__ENTRIES SHOWN__.
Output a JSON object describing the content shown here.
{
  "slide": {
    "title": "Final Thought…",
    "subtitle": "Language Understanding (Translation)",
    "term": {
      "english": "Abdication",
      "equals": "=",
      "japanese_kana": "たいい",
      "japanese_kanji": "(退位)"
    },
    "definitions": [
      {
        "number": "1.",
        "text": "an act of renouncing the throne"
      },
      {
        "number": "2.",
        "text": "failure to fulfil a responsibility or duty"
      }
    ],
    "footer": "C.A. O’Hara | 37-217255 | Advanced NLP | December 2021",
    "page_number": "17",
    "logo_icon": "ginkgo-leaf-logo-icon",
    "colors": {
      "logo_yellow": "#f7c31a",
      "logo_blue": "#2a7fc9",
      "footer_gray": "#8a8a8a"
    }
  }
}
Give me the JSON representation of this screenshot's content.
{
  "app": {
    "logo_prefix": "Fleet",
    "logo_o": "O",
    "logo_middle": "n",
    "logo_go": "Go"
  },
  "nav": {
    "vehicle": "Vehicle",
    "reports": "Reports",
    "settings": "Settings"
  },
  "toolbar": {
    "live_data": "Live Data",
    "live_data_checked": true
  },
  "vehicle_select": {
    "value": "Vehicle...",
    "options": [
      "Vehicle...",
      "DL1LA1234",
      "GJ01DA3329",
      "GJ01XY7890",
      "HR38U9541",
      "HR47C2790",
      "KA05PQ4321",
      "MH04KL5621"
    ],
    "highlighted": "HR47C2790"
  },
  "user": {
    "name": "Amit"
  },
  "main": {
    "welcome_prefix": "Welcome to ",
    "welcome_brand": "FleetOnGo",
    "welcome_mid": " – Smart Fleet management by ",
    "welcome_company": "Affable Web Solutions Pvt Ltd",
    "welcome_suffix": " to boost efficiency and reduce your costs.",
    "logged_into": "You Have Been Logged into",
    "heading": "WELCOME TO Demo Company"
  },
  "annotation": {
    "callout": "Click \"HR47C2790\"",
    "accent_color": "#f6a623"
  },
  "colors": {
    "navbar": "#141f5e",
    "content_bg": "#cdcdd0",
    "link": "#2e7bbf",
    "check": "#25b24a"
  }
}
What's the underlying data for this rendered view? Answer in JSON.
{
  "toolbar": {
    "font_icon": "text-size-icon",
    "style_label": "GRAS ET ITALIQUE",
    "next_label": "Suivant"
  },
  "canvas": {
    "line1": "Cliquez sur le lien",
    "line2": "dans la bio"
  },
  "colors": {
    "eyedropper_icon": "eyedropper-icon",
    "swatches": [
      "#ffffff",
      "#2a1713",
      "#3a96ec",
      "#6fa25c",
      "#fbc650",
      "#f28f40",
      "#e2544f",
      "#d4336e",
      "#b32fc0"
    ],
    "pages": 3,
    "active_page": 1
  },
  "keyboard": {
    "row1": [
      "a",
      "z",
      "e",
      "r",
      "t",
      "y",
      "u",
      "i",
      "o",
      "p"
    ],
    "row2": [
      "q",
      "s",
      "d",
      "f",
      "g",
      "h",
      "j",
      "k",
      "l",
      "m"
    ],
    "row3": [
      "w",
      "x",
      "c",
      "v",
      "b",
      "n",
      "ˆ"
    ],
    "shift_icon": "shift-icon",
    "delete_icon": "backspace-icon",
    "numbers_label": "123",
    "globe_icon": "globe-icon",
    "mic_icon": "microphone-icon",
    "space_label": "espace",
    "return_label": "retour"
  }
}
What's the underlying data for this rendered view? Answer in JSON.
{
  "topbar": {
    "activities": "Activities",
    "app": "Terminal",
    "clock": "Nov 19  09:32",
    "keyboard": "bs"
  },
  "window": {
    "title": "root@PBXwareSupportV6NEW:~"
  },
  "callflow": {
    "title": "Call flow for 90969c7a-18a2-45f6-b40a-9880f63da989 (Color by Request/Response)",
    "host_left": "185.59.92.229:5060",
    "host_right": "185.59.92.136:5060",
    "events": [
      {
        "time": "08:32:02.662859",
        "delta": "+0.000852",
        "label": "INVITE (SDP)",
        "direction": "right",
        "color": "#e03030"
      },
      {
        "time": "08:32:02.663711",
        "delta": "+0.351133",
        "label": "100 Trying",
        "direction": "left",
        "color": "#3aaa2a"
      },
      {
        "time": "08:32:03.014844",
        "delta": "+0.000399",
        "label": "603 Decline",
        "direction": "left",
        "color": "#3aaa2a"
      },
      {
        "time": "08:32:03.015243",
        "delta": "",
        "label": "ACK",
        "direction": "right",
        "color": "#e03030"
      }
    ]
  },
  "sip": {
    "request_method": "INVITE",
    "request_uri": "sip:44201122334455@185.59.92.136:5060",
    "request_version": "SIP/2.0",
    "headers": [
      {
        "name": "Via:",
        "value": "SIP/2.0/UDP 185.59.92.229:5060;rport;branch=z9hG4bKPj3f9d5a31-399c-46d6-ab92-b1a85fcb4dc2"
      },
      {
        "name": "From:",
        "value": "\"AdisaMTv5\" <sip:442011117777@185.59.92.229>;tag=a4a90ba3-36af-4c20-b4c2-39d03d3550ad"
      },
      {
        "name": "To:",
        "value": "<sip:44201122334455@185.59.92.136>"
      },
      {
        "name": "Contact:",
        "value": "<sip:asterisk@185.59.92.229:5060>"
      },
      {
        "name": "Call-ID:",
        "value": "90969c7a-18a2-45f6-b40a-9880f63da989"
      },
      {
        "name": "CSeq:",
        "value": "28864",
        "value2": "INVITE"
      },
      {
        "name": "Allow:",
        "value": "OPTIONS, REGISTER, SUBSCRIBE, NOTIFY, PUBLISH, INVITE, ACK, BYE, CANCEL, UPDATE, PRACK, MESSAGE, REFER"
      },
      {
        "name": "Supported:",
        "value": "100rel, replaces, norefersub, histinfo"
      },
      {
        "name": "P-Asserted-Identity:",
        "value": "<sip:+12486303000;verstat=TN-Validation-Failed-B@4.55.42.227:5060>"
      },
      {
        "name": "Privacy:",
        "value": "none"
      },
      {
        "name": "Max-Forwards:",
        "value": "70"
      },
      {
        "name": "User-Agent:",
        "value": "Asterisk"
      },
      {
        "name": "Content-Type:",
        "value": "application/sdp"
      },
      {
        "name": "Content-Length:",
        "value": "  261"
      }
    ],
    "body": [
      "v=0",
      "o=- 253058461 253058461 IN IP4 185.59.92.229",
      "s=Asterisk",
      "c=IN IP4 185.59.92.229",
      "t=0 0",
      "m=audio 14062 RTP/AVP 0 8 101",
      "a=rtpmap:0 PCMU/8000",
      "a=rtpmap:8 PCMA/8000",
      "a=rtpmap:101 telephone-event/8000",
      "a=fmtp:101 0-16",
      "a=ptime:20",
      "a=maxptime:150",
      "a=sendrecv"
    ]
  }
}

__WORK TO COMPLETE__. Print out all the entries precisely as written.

__SOLUTION TO THIS TASK__.
Output a JSON object describing the content shown here.
{
  "slide": {
    "title": "Final Thought…",
    "subtitle": "Language Understanding (Translation)",
    "term": {
      "english": "Abdication",
      "equals": "=",
      "japanese_kana": "たいい",
      "japanese_kanji": "(退位)"
    },
    "definitions": [
      {
        "number": "1.",
        "text": "an act of renouncing the throne"
      },
      {
        "number": "2.",
        "text": "failure to fulfil a responsibility or duty"
      }
    ],
    "footer": "C.A. O’Hara | 37-217255 | Advanced NLP | December 2021",
    "page_number": "17",
    "logo_icon": "ginkgo-leaf-logo-icon",
    "colors": {
      "logo_yellow": "#f7c31a",
      "logo_blue": "#2a7fc9",
      "footer_gray": "#8a8a8a"
    }
  }
}
Give me the JSON representation of this screenshot's content.
{
  "app": {
    "logo_prefix": "Fleet",
    "logo_o": "O",
    "logo_middle": "n",
    "logo_go": "Go"
  },
  "nav": {
    "vehicle": "Vehicle",
    "reports": "Reports",
    "settings": "Settings"
  },
  "toolbar": {
    "live_data": "Live Data",
    "live_data_checked": true
  },
  "vehicle_select": {
    "value": "Vehicle...",
    "options": [
      "Vehicle...",
      "DL1LA1234",
      "GJ01DA3329",
      "GJ01XY7890",
      "HR38U9541",
      "HR47C2790",
      "KA05PQ4321",
      "MH04KL5621"
    ],
    "highlighted": "HR47C2790"
  },
  "user": {
    "name": "Amit"
  },
  "main": {
    "welcome_prefix": "Welcome to ",
    "welcome_brand": "FleetOnGo",
    "welcome_mid": " – Smart Fleet management by ",
    "welcome_company": "Affable Web Solutions Pvt Ltd",
    "welcome_suffix": " to boost efficiency and reduce your costs.",
    "logged_into": "You Have Been Logged into",
    "heading": "WELCOME TO Demo Company"
  },
  "annotation": {
    "callout": "Click \"HR47C2790\"",
    "accent_color": "#f6a623"
  },
  "colors": {
    "navbar": "#141f5e",
    "content_bg": "#cdcdd0",
    "link": "#2e7bbf",
    "check": "#25b24a"
  }
}
What's the underlying data for this rendered view? Answer in JSON.
{
  "toolbar": {
    "font_icon": "text-size-icon",
    "style_label": "GRAS ET ITALIQUE",
    "next_label": "Suivant"
  },
  "canvas": {
    "line1": "Cliquez sur le lien",
    "line2": "dans la bio"
  },
  "colors": {
    "eyedropper_icon": "eyedropper-icon",
    "swatches": [
      "#ffffff",
      "#2a1713",
      "#3a96ec",
      "#6fa25c",
      "#fbc650",
      "#f28f40",
      "#e2544f",
      "#d4336e",
      "#b32fc0"
    ],
    "pages": 3,
    "active_page": 1
  },
  "keyboard": {
    "row1": [
      "a",
      "z",
      "e",
      "r",
      "t",
      "y",
      "u",
      "i",
      "o",
      "p"
    ],
    "row2": [
      "q",
      "s",
      "d",
      "f",
      "g",
      "h",
      "j",
      "k",
      "l",
      "m"
    ],
    "row3": [
      "w",
      "x",
      "c",
      "v",
      "b",
      "n",
      "ˆ"
    ],
    "shift_icon": "shift-icon",
    "delete_icon": "backspace-icon",
    "numbers_label": "123",
    "globe_icon": "globe-icon",
    "mic_icon": "microphone-icon",
    "space_label": "espace",
    "return_label": "retour"
  }
}
What's the underlying data for this rendered view? Answer in JSON.
{
  "topbar": {
    "activities": "Activities",
    "app": "Terminal",
    "clock": "Nov 19  09:32",
    "keyboard": "bs"
  },
  "window": {
    "title": "root@PBXwareSupportV6NEW:~"
  },
  "callflow": {
    "title": "Call flow for 90969c7a-18a2-45f6-b40a-9880f63da989 (Color by Request/Response)",
    "host_left": "185.59.92.229:5060",
    "host_right": "185.59.92.136:5060",
    "events": [
      {
        "time": "08:32:02.662859",
        "delta": "+0.000852",
        "label": "INVITE (SDP)",
        "direction": "right",
        "color": "#e03030"
      },
      {
        "time": "08:32:02.663711",
        "delta": "+0.351133",
        "label": "100 Trying",
        "direction": "left",
        "color": "#3aaa2a"
      },
      {
        "time": "08:32:03.014844",
        "delta": "+0.000399",
        "label": "603 Decline",
        "direction": "left",
        "color": "#3aaa2a"
      },
      {
        "time": "08:32:03.015243",
        "delta": "",
        "label": "ACK",
        "direction": "right",
        "color": "#e03030"
      }
    ]
  },
  "sip": {
    "request_method": "INVITE",
    "request_uri": "sip:44201122334455@185.59.92.136:5060",
    "request_version": "SIP/2.0",
    "headers": [
      {
        "name": "Via:",
        "value": "SIP/2.0/UDP 185.59.92.229:5060;rport;branch=z9hG4bKPj3f9d5a31-399c-46d6-ab92-b1a85fcb4dc2"
      },
      {
        "name": "From:",
        "value": "\"AdisaMTv5\" <sip:442011117777@185.59.92.229>;tag=a4a90ba3-36af-4c20-b4c2-39d03d3550ad"
      },
      {
        "name": "To:",
        "value": "<sip:44201122334455@185.59.92.136>"
      },
      {
        "name": "Contact:",
        "value": "<sip:asterisk@185.59.92.229:5060>"
      },
      {
        "name": "Call-ID:",
        "value": "90969c7a-18a2-45f6-b40a-9880f63da989"
      },
      {
        "name": "CSeq:",
        "value": "28864",
        "value2": "INVITE"
      },
      {
        "name": "Allow:",
        "value": "OPTIONS, REGISTER, SUBSCRIBE, NOTIFY, PUBLISH, INVITE, ACK, BYE, CANCEL, UPDATE, PRACK, MESSAGE, REFER"
      },
      {
        "name": "Supported:",
        "value": "100rel, replaces, norefersub, histinfo"
      },
      {
        "name": "P-Asserted-Identity:",
        "value": "<sip:+12486303000;verstat=TN-Validation-Failed-B@4.55.42.227:5060>"
      },
      {
        "name": "Privacy:",
        "value": "none"
      },
      {
        "name": "Max-Forwards:",
        "value": "70"
      },
      {
        "name": "User-Agent:",
        "value": "Asterisk"
      },
      {
        "name": "Content-Type:",
        "value": "application/sdp"
      },
      {
        "name": "Content-Length:",
        "value": "  261"
      }
    ],
    "body": [
      "v=0",
      "o=- 253058461 253058461 IN IP4 185.59.92.229",
      "s=Asterisk",
      "c=IN IP4 185.59.92.229",
      "t=0 0",
      "m=audio 14062 RTP/AVP 0 8 101",
      "a=rtpmap:0 PCMU/8000",
      "a=rtpmap:8 PCMA/8000",
      "a=rtpmap:101 telephone-event/8000",
      "a=fmtp:101 0-16",
      "a=ptime:20",
      "a=maxptime:150",
      "a=sendrecv"
    ]
  }
}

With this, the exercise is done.